With new head coach Brad Stevens now calling the shots for the Boston Celtics, things aren’t going to be as bad as people think in 2013-14. In fact, the Celtics have enough talent to sneak into the postseason next year.
Boston recently announced the hiring of Stevens, via the team’s official Twitter account:
With a head coach now on the payroll, the Celtics can now prepare for what’s going to be an interesting season. It’s already been a surprising summer for Boston, as the team decided to start rebuilding.
Boston sent Doc Rivers to the Clippers and will be trading Kevin Garnett and Paul Pierce to the Brooklyn Nets, per Adrian Wojnarowski of Yahoo! Sports. It’s not all bad news, though. At the draft, Boston landed Gonzaga product Kelly Olynyk and Colorado State big man Colton Iverson. Boston still has its core of young players as well.
The Celtics made the postseason last year and didn’t even have Rajon Rondo for the entire season, as the point guard tore his ACL in the 38th game. That’s quite the accomplishment for Boston, considering Rondo directs the offense and has a massive impact on the team’s success.
Rondo will be healthy enough to start the year on the floor and will be joined by the likes of Avery Bradley, Jeff Green, Jared Sullinger and Brandon Bass. Boston will also have Gerald Wallace and Kris Humphries as the big names coming over from Brooklyn in the blockbuster deal. Those seven players can get Boston to the playoffs.
While the 2012-13 season averages of those seven players only averages around 65 points per game, that doesn’t take into account down years from Wallace and Humphries, as well as an injury to Sullinger. Also, Rondo was out for an extended period of time, and Green and Bradley only saw limited minutes for most of the year.
The five players already on Boston’s roster have a ton of potential going forward, as they’re all young with a lot of upside. Wallace and Humphries will be solid complimentary players, and Olynyk should play a large role in the frontcourt as well. If he can make a strong transition to the NBA, he’ll make Boston that much better.
It certainly will be a long road to the postseason for the Celtics next season, but it is definitely possible. It hasn’t taken much in the last 10 years to make the playoffs in the Eastern Conference. Over that span, the No. 8 seed in the playoffs has finished at .500 or better just three times. Boston can play worse than .500 and still make it in.
The average winning percentage of those 10 teams is .480, meaning around 39 or 40 wins on the year. The Celtics haven't finished with 38 wins or fewer since 2006-07, when they didn’t have Ray Allen or Kevin Garnett. While it’s definitely possible that Boston stinks next year, a postseason berth shouldn’t be counted out just yet.
If there’s one thing that the basketball world has learned in the past few years, it’s to never count out a team coached by Stevens.
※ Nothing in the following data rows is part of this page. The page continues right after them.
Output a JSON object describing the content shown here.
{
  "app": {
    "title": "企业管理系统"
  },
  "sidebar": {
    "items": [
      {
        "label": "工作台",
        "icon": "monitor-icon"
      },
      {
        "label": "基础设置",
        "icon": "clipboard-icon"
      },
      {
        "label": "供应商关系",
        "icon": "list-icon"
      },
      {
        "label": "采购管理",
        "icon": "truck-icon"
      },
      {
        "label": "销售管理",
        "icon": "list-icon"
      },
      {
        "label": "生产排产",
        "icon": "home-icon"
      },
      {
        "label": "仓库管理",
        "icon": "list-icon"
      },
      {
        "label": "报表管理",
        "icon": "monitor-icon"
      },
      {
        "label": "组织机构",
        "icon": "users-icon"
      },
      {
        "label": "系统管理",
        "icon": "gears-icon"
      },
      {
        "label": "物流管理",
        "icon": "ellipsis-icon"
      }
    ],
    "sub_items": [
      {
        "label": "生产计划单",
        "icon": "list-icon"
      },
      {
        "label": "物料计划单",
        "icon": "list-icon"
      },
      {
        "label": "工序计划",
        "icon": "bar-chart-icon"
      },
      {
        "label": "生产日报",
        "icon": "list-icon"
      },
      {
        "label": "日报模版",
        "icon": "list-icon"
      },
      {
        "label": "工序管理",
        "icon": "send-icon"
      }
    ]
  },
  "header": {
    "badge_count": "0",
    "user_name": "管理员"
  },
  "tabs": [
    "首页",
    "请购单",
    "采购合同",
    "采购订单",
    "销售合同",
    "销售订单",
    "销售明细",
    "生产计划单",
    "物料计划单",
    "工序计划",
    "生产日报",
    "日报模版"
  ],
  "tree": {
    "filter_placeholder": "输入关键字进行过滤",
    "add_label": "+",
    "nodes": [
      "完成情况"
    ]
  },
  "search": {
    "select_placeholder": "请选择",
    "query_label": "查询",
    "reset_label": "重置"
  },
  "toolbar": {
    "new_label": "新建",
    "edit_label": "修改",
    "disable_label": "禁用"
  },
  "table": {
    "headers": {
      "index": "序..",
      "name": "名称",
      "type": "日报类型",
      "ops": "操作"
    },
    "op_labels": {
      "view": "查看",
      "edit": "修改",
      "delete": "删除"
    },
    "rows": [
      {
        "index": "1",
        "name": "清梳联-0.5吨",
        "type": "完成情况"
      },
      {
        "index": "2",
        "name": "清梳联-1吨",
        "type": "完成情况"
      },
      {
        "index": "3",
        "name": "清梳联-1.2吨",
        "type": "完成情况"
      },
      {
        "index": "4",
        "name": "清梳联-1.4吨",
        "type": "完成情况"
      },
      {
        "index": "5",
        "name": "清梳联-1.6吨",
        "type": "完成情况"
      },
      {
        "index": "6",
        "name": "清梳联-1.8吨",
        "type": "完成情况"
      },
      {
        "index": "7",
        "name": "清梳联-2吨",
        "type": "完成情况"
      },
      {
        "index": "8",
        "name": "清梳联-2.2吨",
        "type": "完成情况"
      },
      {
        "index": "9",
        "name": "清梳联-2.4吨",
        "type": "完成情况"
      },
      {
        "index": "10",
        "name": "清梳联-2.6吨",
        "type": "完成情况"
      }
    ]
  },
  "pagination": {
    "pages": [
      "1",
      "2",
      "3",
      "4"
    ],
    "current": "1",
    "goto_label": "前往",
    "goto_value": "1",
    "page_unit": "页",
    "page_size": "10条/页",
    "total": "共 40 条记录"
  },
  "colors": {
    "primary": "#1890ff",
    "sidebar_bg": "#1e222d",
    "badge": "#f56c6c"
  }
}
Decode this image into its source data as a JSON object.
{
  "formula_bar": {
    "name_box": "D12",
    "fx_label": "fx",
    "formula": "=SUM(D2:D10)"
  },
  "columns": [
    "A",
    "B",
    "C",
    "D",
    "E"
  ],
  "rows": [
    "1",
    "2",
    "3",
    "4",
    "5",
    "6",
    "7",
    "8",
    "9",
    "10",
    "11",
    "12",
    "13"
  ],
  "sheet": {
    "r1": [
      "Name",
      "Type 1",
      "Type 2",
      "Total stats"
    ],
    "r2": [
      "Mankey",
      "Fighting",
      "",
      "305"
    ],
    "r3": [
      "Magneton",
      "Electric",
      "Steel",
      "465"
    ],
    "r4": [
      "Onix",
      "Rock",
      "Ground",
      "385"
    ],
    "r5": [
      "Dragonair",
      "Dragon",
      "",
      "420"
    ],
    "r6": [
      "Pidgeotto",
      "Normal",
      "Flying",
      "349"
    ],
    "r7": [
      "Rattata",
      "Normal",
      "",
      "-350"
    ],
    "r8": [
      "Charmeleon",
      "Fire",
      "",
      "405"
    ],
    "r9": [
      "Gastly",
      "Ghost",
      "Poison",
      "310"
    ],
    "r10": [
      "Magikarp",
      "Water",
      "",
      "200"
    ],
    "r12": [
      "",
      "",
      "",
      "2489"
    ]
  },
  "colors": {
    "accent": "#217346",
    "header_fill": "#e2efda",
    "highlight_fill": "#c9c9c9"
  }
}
He put Butler on the map, making it to back-to-back National Championships in 2010 and 2011. This is Butler we’re talking about here, not Duke, North Carolina or UConn. This is Butler.
Stevens is a brilliant young coach that’s bound to put together a winning strategy each night for the Celtics. Remember, Boston will likely only need 39 wins to get into the postseason. If you don’t think that the Celtics can win 39 games next season with Stevens calling the plays, then just wait for him to prove you wrong.
No one ever thought that Butler would make it to the National Championship both of those years, but it did. Stevens is the definition of a Cinderella coach. In 2013-14, the Celtics will be the Cinderella team that everyone watches, as Stevens will take them to the postseason when no one thought it was even close to being possible.